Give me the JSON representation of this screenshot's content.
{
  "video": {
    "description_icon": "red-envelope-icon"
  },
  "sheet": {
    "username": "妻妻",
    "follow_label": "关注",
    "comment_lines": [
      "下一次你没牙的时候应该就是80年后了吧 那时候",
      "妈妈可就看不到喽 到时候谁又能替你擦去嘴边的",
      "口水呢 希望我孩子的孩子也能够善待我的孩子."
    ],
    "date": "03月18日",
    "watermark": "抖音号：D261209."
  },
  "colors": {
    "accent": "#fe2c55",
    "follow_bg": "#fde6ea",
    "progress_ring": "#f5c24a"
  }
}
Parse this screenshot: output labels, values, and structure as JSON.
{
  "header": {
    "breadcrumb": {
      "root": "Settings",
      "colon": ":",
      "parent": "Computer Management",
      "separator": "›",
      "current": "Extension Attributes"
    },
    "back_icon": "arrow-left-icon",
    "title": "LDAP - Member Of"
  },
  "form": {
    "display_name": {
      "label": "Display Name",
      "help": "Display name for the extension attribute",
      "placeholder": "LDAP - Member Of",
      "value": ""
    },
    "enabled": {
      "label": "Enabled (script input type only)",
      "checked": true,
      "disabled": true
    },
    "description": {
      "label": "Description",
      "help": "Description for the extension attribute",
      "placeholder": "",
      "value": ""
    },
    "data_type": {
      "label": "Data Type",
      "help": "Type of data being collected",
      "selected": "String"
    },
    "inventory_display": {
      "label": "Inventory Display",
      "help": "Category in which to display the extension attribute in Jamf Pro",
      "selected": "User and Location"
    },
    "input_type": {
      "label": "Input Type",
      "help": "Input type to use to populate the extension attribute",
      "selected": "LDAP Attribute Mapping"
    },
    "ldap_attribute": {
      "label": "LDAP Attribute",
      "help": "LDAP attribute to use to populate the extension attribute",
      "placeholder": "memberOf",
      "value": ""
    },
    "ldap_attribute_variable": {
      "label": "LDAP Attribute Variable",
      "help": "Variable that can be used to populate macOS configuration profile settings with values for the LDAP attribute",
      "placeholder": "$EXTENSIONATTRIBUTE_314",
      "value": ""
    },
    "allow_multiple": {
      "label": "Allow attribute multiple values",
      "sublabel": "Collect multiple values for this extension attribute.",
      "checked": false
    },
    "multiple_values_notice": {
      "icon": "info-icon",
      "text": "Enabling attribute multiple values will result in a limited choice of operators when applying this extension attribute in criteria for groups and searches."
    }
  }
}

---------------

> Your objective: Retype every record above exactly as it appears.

> Result of this task:
Give me the JSON representation of this screenshot's content.
{
  "video": {
    "description_icon": "red-envelope-icon"
  },
  "sheet": {
    "username": "妻妻",
    "follow_label": "关注",
    "comment_lines": [
      "下一次你没牙的时候应该就是80年后了吧 那时候",
      "妈妈可就看不到喽 到时候谁又能替你擦去嘴边的",
      "口水呢 希望我孩子的孩子也能够善待我的孩子."
    ],
    "date": "03月18日",
    "watermark": "抖音号：D261209."
  },
  "colors": {
    "accent": "#fe2c55",
    "follow_bg": "#fde6ea",
    "progress_ring": "#f5c24a"
  }
}
Parse this screenshot: output labels, values, and structure as JSON.
{
  "header": {
    "breadcrumb": {
      "root": "Settings",
      "colon": ":",
      "parent": "Computer Management",
      "separator": "›",
      "current": "Extension Attributes"
    },
    "back_icon": "arrow-left-icon",
    "title": "LDAP - Member Of"
  },
  "form": {
    "display_name": {
      "label": "Display Name",
      "help": "Display name for the extension attribute",
      "placeholder": "LDAP - Member Of",
      "value": ""
    },
    "enabled": {
      "label": "Enabled (script input type only)",
      "checked": true,
      "disabled": true
    },
    "description": {
      "label": "Description",
      "help": "Description for the extension attribute",
      "placeholder": "",
      "value": ""
    },
    "data_type": {
      "label": "Data Type",
      "help": "Type of data being collected",
      "selected": "String"
    },
    "inventory_display": {
      "label": "Inventory Display",
      "help": "Category in which to display the extension attribute in Jamf Pro",
      "selected": "User and Location"
    },
    "input_type": {
      "label": "Input Type",
      "help": "Input type to use to populate the extension attribute",
      "selected": "LDAP Attribute Mapping"
    },
    "ldap_attribute": {
      "label": "LDAP Attribute",
      "help": "LDAP attribute to use to populate the extension attribute",
      "placeholder": "memberOf",
      "value": ""
    },
    "ldap_attribute_variable": {
      "label": "LDAP Attribute Variable",
      "help": "Variable that can be used to populate macOS configuration profile settings with values for the LDAP attribute",
      "placeholder": "$EXTENSIONATTRIBUTE_314",
      "value": ""
    },
    "allow_multiple": {
      "label": "Allow attribute multiple values",
      "sublabel": "Collect multiple values for this extension attribute.",
      "checked": false
    },
    "multiple_values_notice": {
      "icon": "info-icon",
      "text": "Enabling attribute multiple values will result in a limited choice of operators when applying this extension attribute in criteria for groups and searches."
    }
  }
}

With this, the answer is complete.